My mother, she’s one of the strongest women because she managed to raise us in a male-dominated society. As hard as it is in America to raise kids as a single mom, imagine in a male-dominated society where men are the top of the hierarchy, whatever they say goes. A woman cannot stand for herself, a woman is not expected to raise kids by herself and be successful. By the grace of God, she was able to do that, but also with the help of her family—her sisters, her mom.

Jok remembers a particular moment when the stark difference between his life now and his childhood hit him particularly hard. The Penn basketball team was at an out-of-town tournament, and they stepped into the lobby of the fancy hotel where they’d be staying for the night. The lobby was so opulent, Jok says, it seemed like it was out of a movie.

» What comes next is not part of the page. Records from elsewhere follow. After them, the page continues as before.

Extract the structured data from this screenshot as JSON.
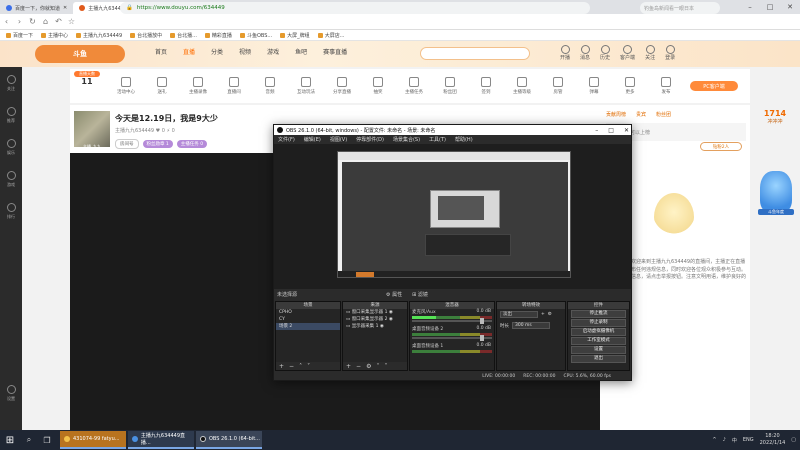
{
  "browser": {
    "tabs": [
      {
        "label": "百度一下，你就知道",
        "active": false
      },
      {
        "label": "主播九九634449直播_穿越...",
        "active": true
      }
    ],
    "new_tab": "+",
    "window_controls": [
      "–",
      "□",
      "✕"
    ],
    "url": "https://www.douyu.com/634449",
    "search_placeholder": "钓鱼岛新闻看一眼日本",
    "bookmarks": [
      "百度一下",
      "主播中心",
      "主播九九634449",
      "台北播放中",
      "台北播...",
      "精彩直播",
      "斗鱼OBS...",
      "大屏_牌组",
      "大屏店..."
    ]
  },
  "site": {
    "logo": "斗鱼",
    "nav": [
      "首页",
      "直播",
      "分类",
      "视频",
      "游戏",
      "鱼吧",
      "赛事直播"
    ],
    "active_nav": "直播",
    "header_icons": [
      "开播",
      "消息",
      "历史",
      "客户端",
      "关注",
      "登录"
    ],
    "left_rail": [
      "关注",
      "推荐",
      "娱乐",
      "游戏",
      "排行",
      "设置"
    ],
    "day_tag": "直播天数",
    "day_number": "11",
    "toolbar_items": [
      "活动中心",
      "送礼",
      "主播录像",
      "直播间",
      "音频",
      "互动玩法",
      "分享直播",
      "抽奖",
      "主播任务",
      "粉丝团",
      "签到",
      "主播等级",
      "房管",
      "弹幕",
      "更多",
      "发布",
      "主播工具"
    ],
    "pc_link": "PC客户端",
    "room": {
      "avatar_name": "主播_九九",
      "title": "今天是12.19日，我是9大少",
      "meta": "主播九九634449 ♥ 0   ⚡ 0",
      "badges": [
        "房间号",
        "粉丝勋章 1",
        "主播任务 0"
      ]
    },
    "right_panel": {
      "rank_tabs": [
        "贡献周榜",
        "贵宾",
        "粉丝团"
      ],
      "rank_ad": "开通贵族可以上榜",
      "diamond_btn": "钻粉2人",
      "chat_text": "系统提示：欢迎来到主播九九634449的直播间，主播正在直播中，禁止发布任何违规信息，同时欢迎各位观众积极参与互动。如发现违规信息，请点击举报按钮。注意文明用语，维护良好的直播环境。"
    },
    "promo": {
      "title": "1714",
      "subtitle": "冲冲冲",
      "jar_label": "斗鱼年度"
    }
  },
  "obs": {
    "title": "OBS 26.1.0 (64-bit, windows) - 配置文件: 未命名 - 场景: 未命名",
    "menu": [
      "文件(F)",
      "编辑(E)",
      "视图(V)",
      "停靠部件(D)",
      "场景集合(S)",
      "工具(T)",
      "帮助(H)"
    ],
    "scene_label": "未选择源",
    "props": [
      "⚙ 属性",
      "⊞ 滤镜"
    ],
    "docks": {
      "scenes": {
        "title": "场景",
        "items": [
          "CPHO",
          "CY",
          "场景 2"
        ],
        "selected": 2
      },
      "sources": {
        "title": "来源",
        "items": [
          "窗口采集显示器 1",
          "窗口采集显示器 2",
          "显示器采集 1"
        ]
      },
      "mixer": {
        "title": "混音器",
        "channels": [
          {
            "name": "麦克风/Aux",
            "db": "0.0 dB"
          },
          {
            "name": "桌面音频设备 2",
            "db": "0.0 dB"
          },
          {
            "name": "桌面音频设备 1",
            "db": "0.0 dB"
          }
        ]
      },
      "transitions": {
        "title": "转场特效",
        "type": "淡出",
        "duration_label": "时长",
        "duration": "300 ms"
      },
      "controls": {
        "title": "控件",
        "buttons": [
          "停止推流",
          "停止录制",
          "启动虚拟摄像机",
          "工作室模式",
          "设置",
          "退出"
        ]
      }
    },
    "status": [
      "LIVE: 00:00:00",
      "REC: 00:00:00",
      "CPU: 5.6%, 60.00 fps"
    ]
  },
  "taskbar": {
    "start_icon": "⊞",
    "apps": [
      {
        "label": "431074-99 fatyu...",
        "color": "#d9822b"
      },
      {
        "label": "主播九九634449直播...",
        "color": "#4a90e2"
      },
      {
        "label": "OBS 26.1.0 (64-bit...",
        "color": "#333333"
      }
    ],
    "tray": [
      "^",
      "♪",
      "中",
      "ENG"
    ],
    "time": "18:20",
    "date": "2022/1/14"
  }
}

“I look at myself and say, ‘My story is not unique.’ Sure, there are a lot of people who lost their parents. I’m lucky I still have my mom. There are people who lived through the war. There are people who came from the war playing college athletics. There are people who graduated from college despite going through all those atrocities. But I think the unique thing about it is, from where I was as a kid, when I look at that picture, to where I am now ... at an Ivy League institution, one of the best schools in the world, playing for one of the best programs in the world—you can’t beat that.”

Q. It sounds like you’ve had a really good first year at Penn.
A. I’ve been fortunate enough to have a pretty good year. I’ve learned a lot. I’ve met some incredible people. There’s always that bond with your teammates. What I really appreciate about it is, we all come from different backgrounds, from different perspectives, different upbringings. With this group, you learn a lot about each other. I think I could take a lot away from each individual to make myself a better individual. But above all else, I really enjoy our coaching staff, especially Coach [Jerome] Allen because of the people they are. … I have a lot of admiration for the way [Coach Allen] carries himself off the court, the foundation he has, the stuff he does for us as players as far as advice.
Coach Allen has a quotation that [paraphrased] is: ‘You will only be able to coach the kids if they know you care.’ I think the world is full of people passionate to help. But the missing part is, how do you show that you care about the kids enough so that they trust you to carry out whatever it is you want to do?

Dau Jok, College freshman